Versatility and Vicissitude Performance in Morpho-Ecological Design Guest-edited by Michael Hensel and Achim Menges This third AD by the guest-editors of the highly successful Emergence and Techniques and Technologies in Morphogenetic Design titles shifts the morpho-ecological design project into the realm of performance. Whereas the dictionary definition of performance – to ‘carry out an action’ or ‘to fulfill a task’ – invokes a tired utilitarian debate, Hensel and Menges inject the meaning of the word ‘performance’ with an entirely new life. In this context, form is redefined not as the shape of a material object alone, but as the multitude of effects, a milieu of conditions, modulations and microclimates that emanate from an object’s exchange with its specific environment; a dynamic relationship that is perceived and interacted with by a subject. A synergetic employment of performance and morpho-ecological techniques combine to create integral design solutions that will render an alternative model for sustainability. This issue presents historical precursors and precedents for this approach, as well as the current state of the art of morpho-ecological design. Key contributors include: Klaus Bollinger and Manfred Grohmann of Bollinger & Grohmann, Aleksandra Jaeschke, OCEAN, Professor Remo Pedreschi, Defne Sungurog˘lu, Peter Trummer and Michael Weinstock.

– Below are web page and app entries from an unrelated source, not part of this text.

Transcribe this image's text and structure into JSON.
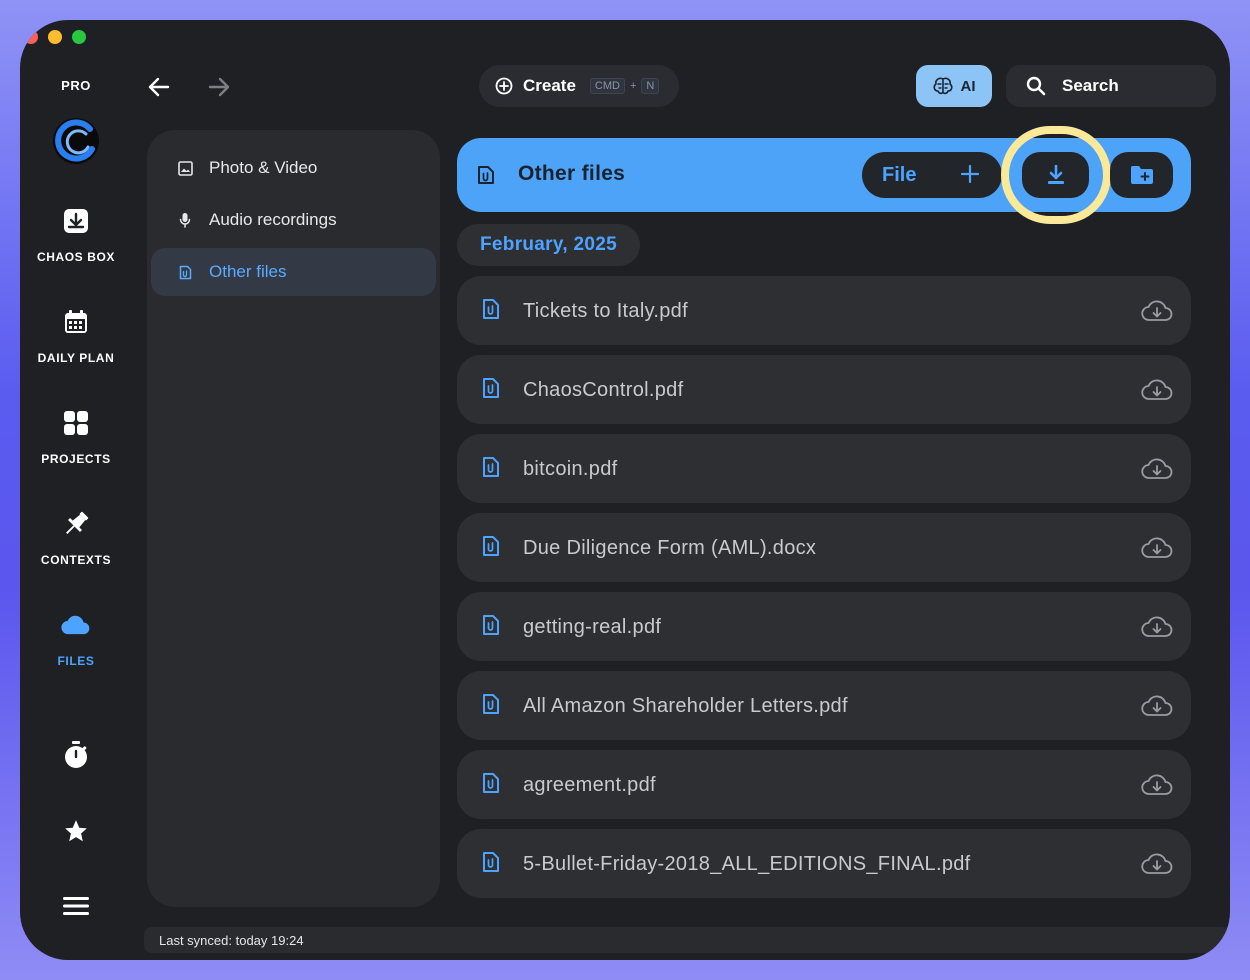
{
  "rail": {
    "plan_label": "PRO",
    "items": [
      {
        "label": "CHAOS BOX",
        "icon": "inbox-download-icon"
      },
      {
        "label": "DAILY PLAN",
        "icon": "calendar-icon"
      },
      {
        "label": "PROJECTS",
        "icon": "grid-icon"
      },
      {
        "label": "CONTEXTS",
        "icon": "pushpin-icon"
      },
      {
        "label": "FILES",
        "icon": "cloud-icon",
        "active": true
      }
    ],
    "bottom_icons": [
      "timer-icon",
      "star-icon",
      "menu-icon"
    ]
  },
  "topbar": {
    "create_label": "Create",
    "shortcut_key1": "CMD",
    "shortcut_plus": "+",
    "shortcut_key2": "N",
    "ai_label": "AI",
    "search_label": "Search"
  },
  "subnav": {
    "items": [
      {
        "label": "Photo & Video",
        "icon": "image-icon"
      },
      {
        "label": "Audio recordings",
        "icon": "microphone-icon"
      },
      {
        "label": "Other files",
        "icon": "attachment-file-icon",
        "active": true
      }
    ]
  },
  "main": {
    "header_title": "Other files",
    "file_button_label": "File",
    "date_group": "February, 2025",
    "files": [
      "Tickets to Italy.pdf",
      "ChaosControl.pdf",
      "bitcoin.pdf",
      "Due Diligence Form (AML).docx",
      "getting-real.pdf",
      "All Amazon Shareholder Letters.pdf",
      "agreement.pdf",
      "5-Bullet-Friday-2018_ALL_EDITIONS_FINAL.pdf"
    ]
  },
  "status": {
    "text": "Last synced: today 19:24"
  },
  "colors": {
    "accent": "#4da3f7",
    "highlight_ring": "#fbe99a",
    "window_bg": "#1f2023"
  }
}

4+ Interior Eye Craftsteak, New York Building Profile Public Toilet, Gravesend Practice Profile m3architecture Unit Factor Diploma Unit 6, AA School of Architecture Userscape The Senseable City Lab at MIT and Positium LBS Site Lines East Beach Café, Littlehampton Regular columns from Will McLean, Neil Spiller and Ken Yeang


Versatility and Vicissitude